by Katie Hamilton
On the 12th and 13th of September I was privileged to attend the 16th Society for the Study of Behavioural Phenotypes International Research Symposium at the Stellenbosch Institute for Advanced Studies. This conference brought together international researchers and clinicians with experience in a variety of developmental disorders. The focus of the conference was exploring the biological bases of different disorders and the different clinical presentations within these disorders. Autism was one of the disorders under discussion.
I presented the preliminary results from my research towards my Masters in Clinical Neuropsychology. My research focused on the relationships between Autism Spectrum Disorder, Theory of Mind, and a candidate gene that is involved in the regulation of serotonin.
Theory of Mind is a form of social cognition that allows you to understand that other people have their own thoughts, emotions, and beliefs, and that these are separate to your own. We know that Theory of Mind development is often undermined in Autism, and as such we wanted to know whether it was it is a symptom on its own, or whether problems with Theory of Mind are because of one of the other main symptoms in Autism.
We were interested in serotonin because approximately one third of children with Autism present with increased serotonin in their bodies, but their symptoms are characteristic of someone who has too little serotonin. Serotonin is a natural chemical created in your body that is used in your brain for many different functions, one of which is social functioning. When someone has too little serotonin, they may struggle to cope in social situations, may have difficulties with anxiety, and have other mood difficulties. The specific gene we are investigating, called the Serotonin Transporter Promoter Length Polymorphism, or 5-HTTLPR, controls how effectively the brain uses serotonin. Therefore differences in this gene in people with Autism might explain the anxiety, difficulties with social functioning and difficulties with mood regulation associated with the condition. 5-HTTLPR has different forms or “polymorphisms” which affect this use of serotonin, so I wanted to see how different symptoms presented depending on whether children had the polymorphisms with typical serotonin transmission, or with reduced transmission.
I found that a certain polymorphism of the 5-HTTLPR gene may be involved in social communication within Autism, and we should therefore explore the serotonin system in greater detail to fully understand how this relationship works, and how to best use this information to assist individuals on the spectrum. Contrary to what was expected, I did not find relationships between Theory of Mind and measures of social competence, despite this being a relationship reported in typically developing individuals. Overall, my research concluded that we are getting closer to understanding how the 5-HTTLPR gene and serotonin are implicated in Autism Spectrum Disorders, but that there are still several other factors that need to be considered before we can draw clear behavioural profiles for each form of the gene.
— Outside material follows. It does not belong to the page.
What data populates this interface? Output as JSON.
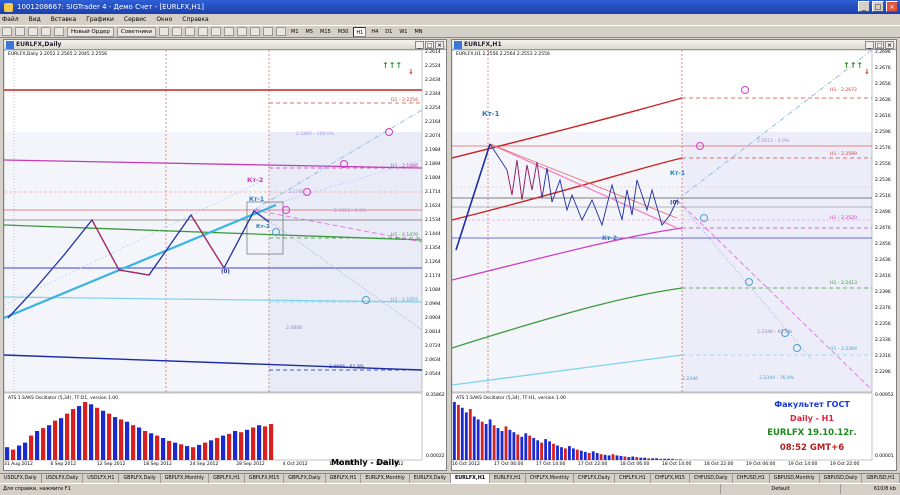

I was honoured to meet with several international researchers and clinicians who are experts in the separate areas of my research. I was able to discuss my current research, as well as planned future research, and they provided invaluable advice. I learnt a great deal from these interactions and from the research presented. I believe that valuable progress is being made in genetic and biological research. Thank you to all the parents, children, and schools who make it possible for us to conduct this research. With each project we are another step closer to better understanding Autism.